The end of the OS?
that's a big nope.
In a recent article over at MyBroadband, Alastair Otter says that the end of the OS is nigh. I couldn't disagree more. His argument is that cloud applications along with browser innovations will replace our normal applications. He argues that cross platform compatibility of those cloud applications will be the push (not eliminating OSs but making the choice of one over another inconsequential). I see a few problems.
There is a large segment of computer users who, much like myself, will never want to trust their data to some large company miles away. Such users will typically also crave control of their applications. Cloud "apps" are anything but open source. For one, half of the application isn't even on my computer.
Secondly, the data is either on that same server hoarding half of my app, or it's replicated across all of my devices.
Beyond such issues, we have the telcos to worry about. Data connections are getting more expensive at our mobile carriers, and the threat of the telco industry making access metered is even more frightening. Until telcos become honest companies, and until our municipalities quit handing telcos local monopolies/oligopolies, I fear the cloud idea may be more threatened than the traditional OS. As it stands, I can use very little bandwidth if needs be.
Should we be forced into a cloud computing model, that is impossible. It is also worth noting that access speeds vary with location, and parts of the planet have very little connection capability at all. In all of our wealthy, industrialized nations of the western world, we feel that the internet is this omnipresent technological marvel. It's almost impossible to go without it... elsewhere in the world the internet is known but not used on a daily basis by a countless number of individuals.
Next, we have a segment of users who would never be able to use cloud computing devices for their work. CAD people, digital artists, music production folks, programmers, DBAs, and anyone who types more than 140 characters. Your first issue is the keyboard. All of the groups listed typically depend upon being able to input data in a more precise manner than what a capacitive touch screen will allow. For them, a mouse/trackball and keyboard are essential.
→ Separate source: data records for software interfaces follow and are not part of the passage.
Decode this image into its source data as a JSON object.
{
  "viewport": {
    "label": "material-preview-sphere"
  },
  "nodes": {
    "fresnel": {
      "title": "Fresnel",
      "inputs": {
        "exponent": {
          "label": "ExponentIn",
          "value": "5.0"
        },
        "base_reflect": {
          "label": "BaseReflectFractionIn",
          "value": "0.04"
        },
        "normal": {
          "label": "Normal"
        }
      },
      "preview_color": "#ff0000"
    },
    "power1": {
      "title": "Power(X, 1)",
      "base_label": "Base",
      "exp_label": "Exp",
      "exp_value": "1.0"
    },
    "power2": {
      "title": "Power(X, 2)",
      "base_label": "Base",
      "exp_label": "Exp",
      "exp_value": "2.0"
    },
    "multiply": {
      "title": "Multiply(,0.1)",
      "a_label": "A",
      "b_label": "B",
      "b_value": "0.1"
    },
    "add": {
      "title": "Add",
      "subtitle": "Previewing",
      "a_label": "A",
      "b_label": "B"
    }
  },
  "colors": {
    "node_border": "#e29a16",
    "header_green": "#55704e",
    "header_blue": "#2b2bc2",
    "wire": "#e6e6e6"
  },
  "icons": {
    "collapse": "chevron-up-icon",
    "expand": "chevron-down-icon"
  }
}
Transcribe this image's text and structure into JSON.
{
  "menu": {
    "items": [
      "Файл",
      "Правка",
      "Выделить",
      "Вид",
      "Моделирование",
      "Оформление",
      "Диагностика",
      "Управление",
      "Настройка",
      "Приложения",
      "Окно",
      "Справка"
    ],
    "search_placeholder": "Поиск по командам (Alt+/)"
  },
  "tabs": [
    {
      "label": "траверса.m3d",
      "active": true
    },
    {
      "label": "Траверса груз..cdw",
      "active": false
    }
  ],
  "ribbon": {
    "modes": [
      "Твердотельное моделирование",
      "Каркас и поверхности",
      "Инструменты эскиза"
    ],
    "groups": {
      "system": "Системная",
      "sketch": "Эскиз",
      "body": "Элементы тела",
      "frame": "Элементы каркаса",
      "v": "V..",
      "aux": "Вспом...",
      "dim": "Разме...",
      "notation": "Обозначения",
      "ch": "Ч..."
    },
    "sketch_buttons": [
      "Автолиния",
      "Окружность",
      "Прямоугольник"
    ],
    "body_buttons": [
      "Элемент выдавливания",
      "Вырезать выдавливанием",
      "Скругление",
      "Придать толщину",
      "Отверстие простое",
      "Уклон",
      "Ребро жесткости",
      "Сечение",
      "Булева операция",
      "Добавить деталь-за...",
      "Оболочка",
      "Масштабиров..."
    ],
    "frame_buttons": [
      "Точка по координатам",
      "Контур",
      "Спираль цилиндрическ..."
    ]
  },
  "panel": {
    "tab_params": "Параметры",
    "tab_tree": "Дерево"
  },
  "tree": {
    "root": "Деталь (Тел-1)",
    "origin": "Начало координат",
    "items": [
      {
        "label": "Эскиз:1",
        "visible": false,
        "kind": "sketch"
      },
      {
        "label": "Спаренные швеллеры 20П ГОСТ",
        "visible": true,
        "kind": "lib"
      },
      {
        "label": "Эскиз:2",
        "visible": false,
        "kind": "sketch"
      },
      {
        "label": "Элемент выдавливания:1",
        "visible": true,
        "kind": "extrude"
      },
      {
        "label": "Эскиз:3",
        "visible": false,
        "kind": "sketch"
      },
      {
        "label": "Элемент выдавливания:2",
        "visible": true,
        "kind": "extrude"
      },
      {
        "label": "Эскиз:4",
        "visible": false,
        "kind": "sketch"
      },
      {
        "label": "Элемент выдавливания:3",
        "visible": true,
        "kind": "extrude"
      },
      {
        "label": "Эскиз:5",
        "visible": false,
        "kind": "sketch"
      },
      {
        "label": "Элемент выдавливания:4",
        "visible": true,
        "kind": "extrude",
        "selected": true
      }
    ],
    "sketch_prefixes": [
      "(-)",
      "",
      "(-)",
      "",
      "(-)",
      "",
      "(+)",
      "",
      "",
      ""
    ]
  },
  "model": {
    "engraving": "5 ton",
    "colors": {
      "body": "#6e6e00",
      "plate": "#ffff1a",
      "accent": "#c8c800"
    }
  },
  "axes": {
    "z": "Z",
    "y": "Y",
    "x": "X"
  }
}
Next comes graphics power, when using a desktop or laptop it's easy to get your hands on machine with an AMD Radeon HD 69xx or NVIDIA GT-whatever, and this is not so on phones or tablets. Processing power is also lacking on these mobile form factors. There is no ARM processor than can come close to the power of even a Core Duo or Athlon 64. Today we have the Core i3, i5, and i7 from Intel and the Phenom II series from AMD. These processors are advanced to a point that ARM will likely not reach for the next 5 to 10 years, and when ARM does get there will its power requirements still be so low? The kind of power offered on our desktops and laptops cannot be offered by a tablet or phone. Frequencies and core counts are not all that matters in a processor. The Phenom II X6 is a hex core processor that is commonly found at around 3GHZ. While that's awesome... the Core i7 will devour it in benchmarks tests even though the i7 is a quad core. The number of gates, complexity of circuitry, hyper threading of the i7 all give it a clear advantage over the p2x6. This advantage is even more severely noticeable with Intel, AMD, and VIA over ARM.
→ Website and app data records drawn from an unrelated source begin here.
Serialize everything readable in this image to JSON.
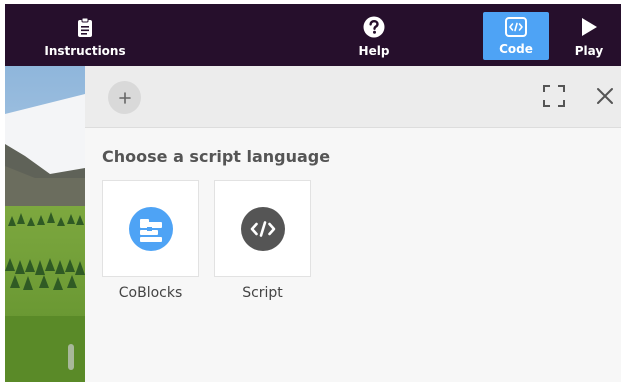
{
  "topbar": {
    "background": "#260f2c",
    "instructions": {
      "label": "Instructions",
      "icon": "clipboard-icon"
    },
    "help": {
      "label": "Help",
      "icon": "question-circle-icon"
    },
    "code": {
      "label": "Code",
      "icon": "code-brackets-icon",
      "active": true,
      "active_color": "#4ea3f5"
    },
    "play": {
      "label": "Play",
      "icon": "play-icon"
    }
  },
  "panel": {
    "header": {
      "add_icon": "plus-icon",
      "expand_icon": "expand-icon",
      "close_icon": "close-icon"
    },
    "title": "Choose a script language",
    "options": [
      {
        "label": "CoBlocks",
        "icon": "coblocks-icon",
        "color": "#4ea3f5"
      },
      {
        "label": "Script",
        "icon": "code-brackets-icon",
        "color": "#555555"
      }
    ]
  }
}
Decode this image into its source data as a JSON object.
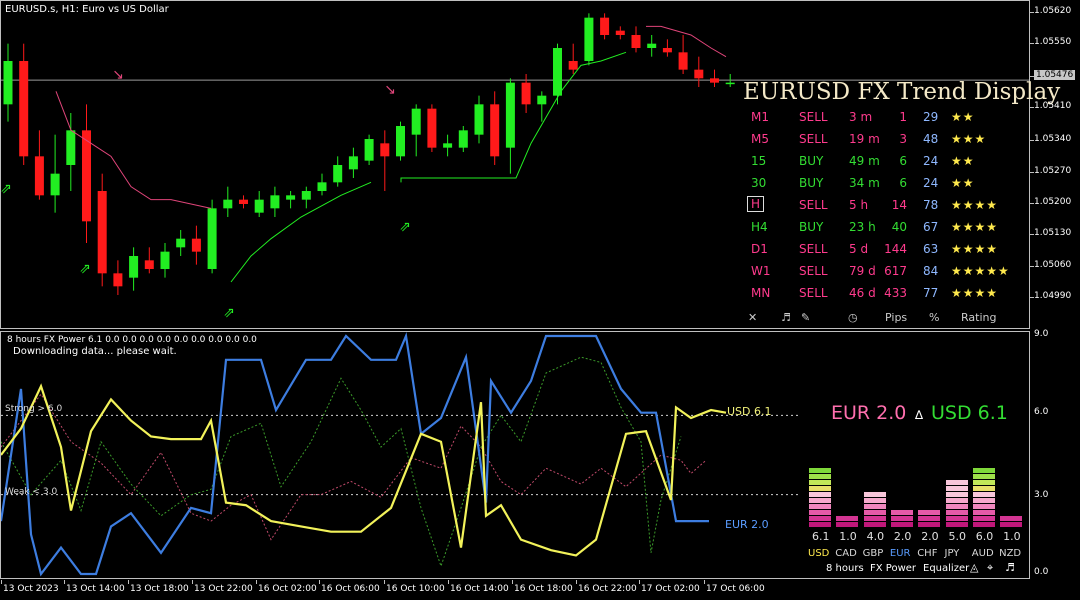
{
  "title": "EURUSD.s, H1:  Euro vs US Dollar",
  "main_yaxis": [
    "1.05620",
    "1.05550",
    "1.05476",
    "1.05410",
    "1.05340",
    "1.05270",
    "1.05200",
    "1.05130",
    "1.05060",
    "1.04990"
  ],
  "current_price": "1.05476",
  "xaxis": [
    "13 Oct 2023",
    "13 Oct 14:00",
    "13 Oct 18:00",
    "13 Oct 22:00",
    "16 Oct 02:00",
    "16 Oct 06:00",
    "16 Oct 10:00",
    "16 Oct 14:00",
    "16 Oct 18:00",
    "16 Oct 22:00",
    "17 Oct 02:00",
    "17 Oct 06:00"
  ],
  "trend_panel": {
    "title": "EURUSD FX Trend Display",
    "rows": [
      {
        "tf": "M1",
        "dir": "SELL",
        "age": "3 m",
        "pips": "1",
        "pct": "29",
        "stars": "★★"
      },
      {
        "tf": "M5",
        "dir": "SELL",
        "age": "19 m",
        "pips": "3",
        "pct": "48",
        "stars": "★★★"
      },
      {
        "tf": "15",
        "dir": "BUY",
        "age": "49 m",
        "pips": "6",
        "pct": "24",
        "stars": "★★"
      },
      {
        "tf": "30",
        "dir": "BUY",
        "age": "34 m",
        "pips": "6",
        "pct": "24",
        "stars": "★★"
      },
      {
        "tf": "H",
        "dir": "SELL",
        "age": "5 h",
        "pips": "14",
        "pct": "78",
        "stars": "★★★★"
      },
      {
        "tf": "H4",
        "dir": "BUY",
        "age": "23 h",
        "pips": "40",
        "pct": "67",
        "stars": "★★★★"
      },
      {
        "tf": "D1",
        "dir": "SELL",
        "age": "5 d",
        "pips": "144",
        "pct": "63",
        "stars": "★★★★"
      },
      {
        "tf": "W1",
        "dir": "SELL",
        "age": "79 d",
        "pips": "617",
        "pct": "84",
        "stars": "★★★★★"
      },
      {
        "tf": "MN",
        "dir": "SELL",
        "age": "46 d",
        "pips": "433",
        "pct": "77",
        "stars": "★★★★"
      }
    ],
    "footer": {
      "close": "✕",
      "pips": "Pips",
      "pct": "%",
      "rating": "Rating"
    },
    "colors": {
      "sell": "#ff3b8d",
      "buy": "#33dd33",
      "num": "#8fb8ff",
      "star": "#ffe94d"
    }
  },
  "indicator": {
    "header": "8 hours FX Power 6.1 0.0 0.0 0.0 0.0 0.0 0.0 0.0 0.0 0.0",
    "status": "Downloading data... please wait.",
    "strong_label": "Strong > 6.0",
    "weak_label": "Weak < 3.0",
    "usd_label": "USD 6.1",
    "eur_label": "EUR 2.0",
    "yaxis": [
      "9.0",
      "6.0",
      "3.0",
      "0.0"
    ],
    "pair_eur": "EUR 2.0",
    "delta": "∆",
    "pair_usd": "USD 6.1",
    "equalizer": {
      "currencies": [
        "USD",
        "CAD",
        "GBP",
        "EUR",
        "CHF",
        "JPY",
        "AUD",
        "NZD"
      ],
      "values": [
        "6.1",
        "1.0",
        "4.0",
        "2.0",
        "2.0",
        "5.0",
        "6.0",
        "1.0"
      ],
      "footer": [
        "8 hours",
        "FX Power",
        "Equalizer",
        "◬",
        "⌖",
        "♬"
      ]
    }
  }
}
The kind of performance demanded by many resource intensive applications cannot be offered by cloud "apps". This is a rather simple issue. You have the overhead of your OS, the browser, and the application framework (some interpreter, runtime, or vm for the dev language used) before we even get to the horrible "app" you want to run. At the same time, data has to be ferried over the internet from your device to some server. You really think that this can compete with a traditional application? In order to get decent performance developers have been gutting functionality. Hardly a trade off I am willing to make.
Could we see classes of machines? Classes of users? Sure. We already do. The relatively low quality and low performance machines sold at big box stores service those who use their computers to play games or visit Facebook, and the rest of the computer using world either have machines custom built using premium components, or build their machines themselves. With laptops, serious users have moved to business class machines where while the components are similar the build quality is higher and the warranty is far better. Perhaps, the PC will only see a rise in quality as people jump ship to type their 140 characters on their tablets or phones taking away the place for a $250 laptop in the market.
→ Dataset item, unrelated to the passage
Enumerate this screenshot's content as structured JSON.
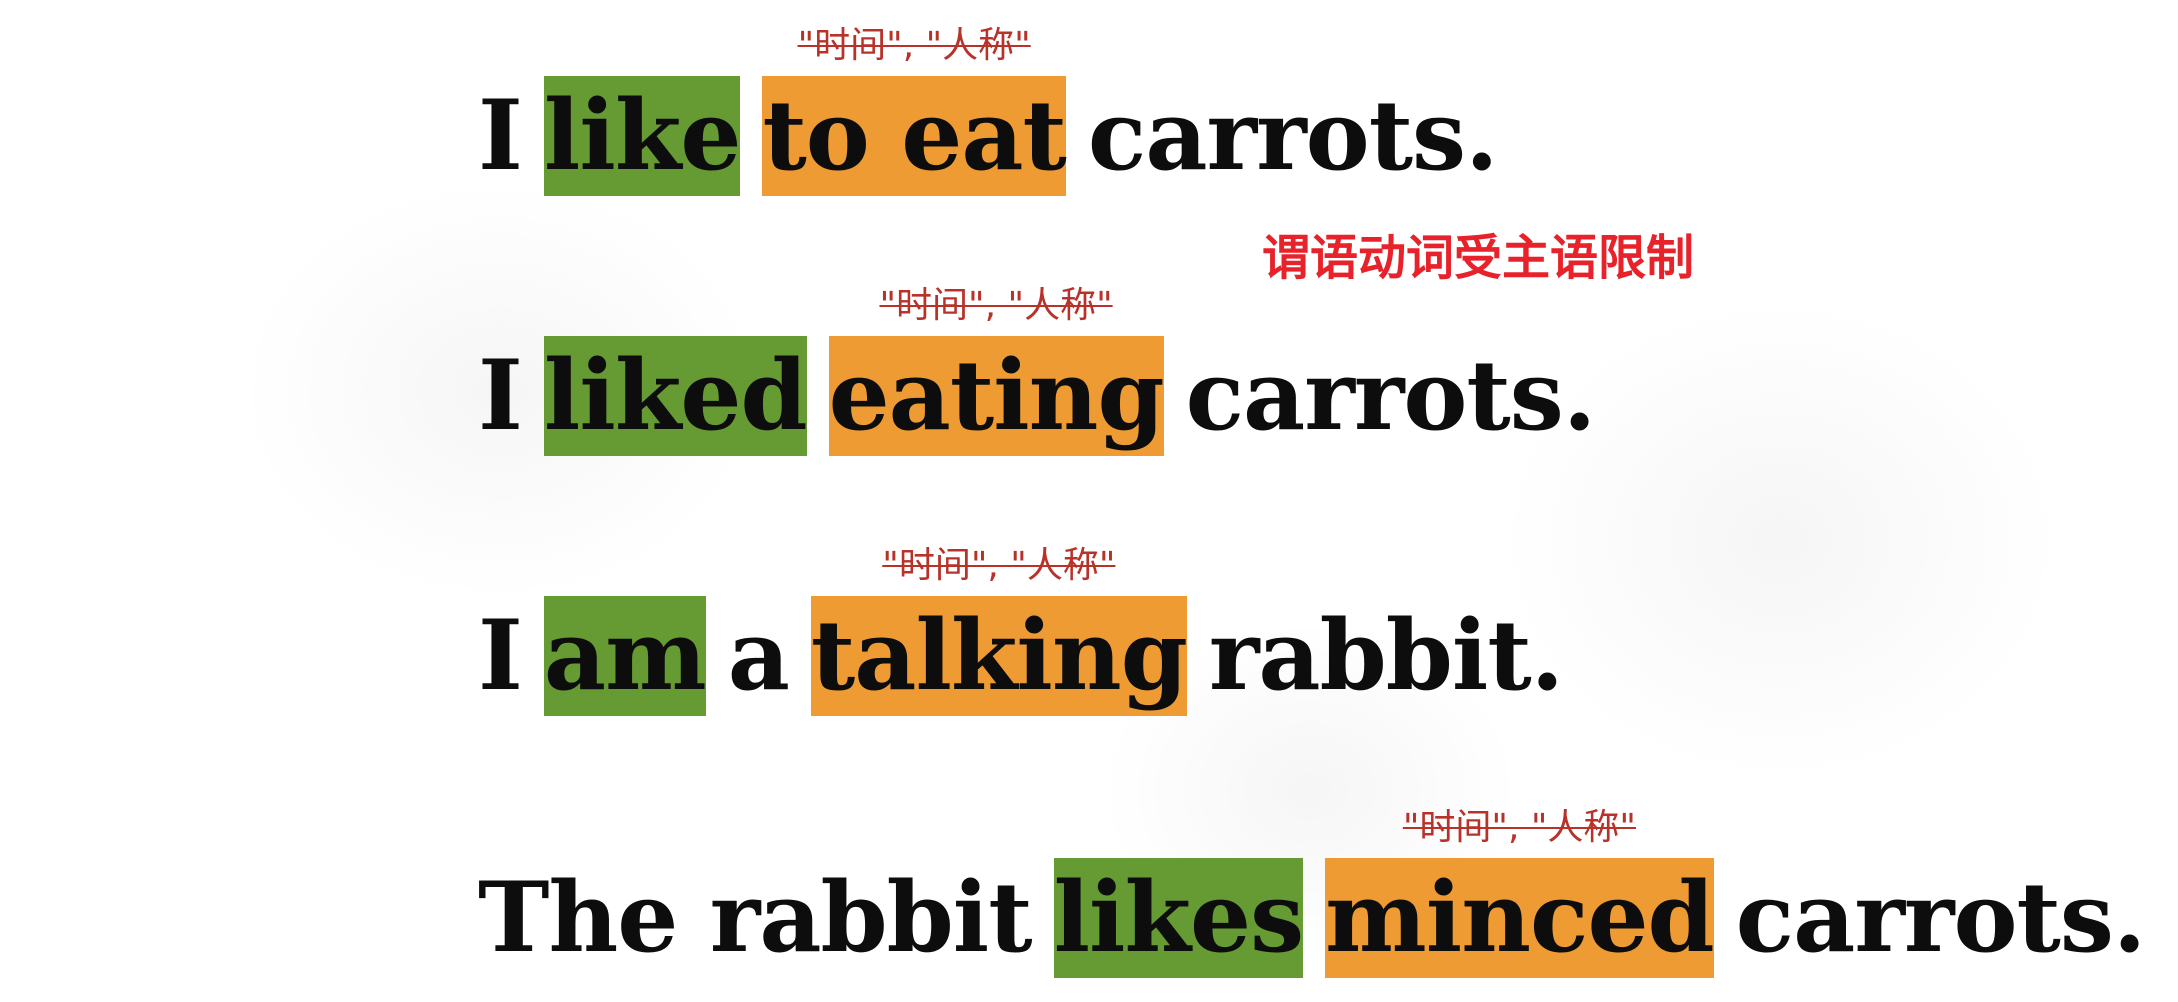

Whatever decision the market comes to, I am sure it will piss me off in some way.
Tablets and phones don't have the kind of hardware required (graphics power, processing power, amounts of RAM, keyboards, accurate pointing devices) to perform the duties of the average laptop or desktop.
The "app" can never match the performance of a traditional application on the same hardware if forced to offer the same level of functionality.
Giving up freedom for convenience is likely a bad idea. You are handing your freedom over to your cloud solutions provider and your telco. Does anyone even like telcos?
Half of the planet doesn't have a good enough connection.
The only argument people can give me in favor of the cloud is the convenience it offers. Is convenience really that important? If you don't buy anything I just said, remember this: people like HP's now dead line of phones and tablets because of webOS (and the cheap price tag), they like Apple's iPhones and iPads due to iOS (and the fact that they don't feel like cheap plastic knockoffs of themselves), and people like Android phones for the Android OS (and lack of Apple). Even on those, the OS is the selling point considering that most "apps" are available on all of the platforms and the OS determines how things are organized and presented.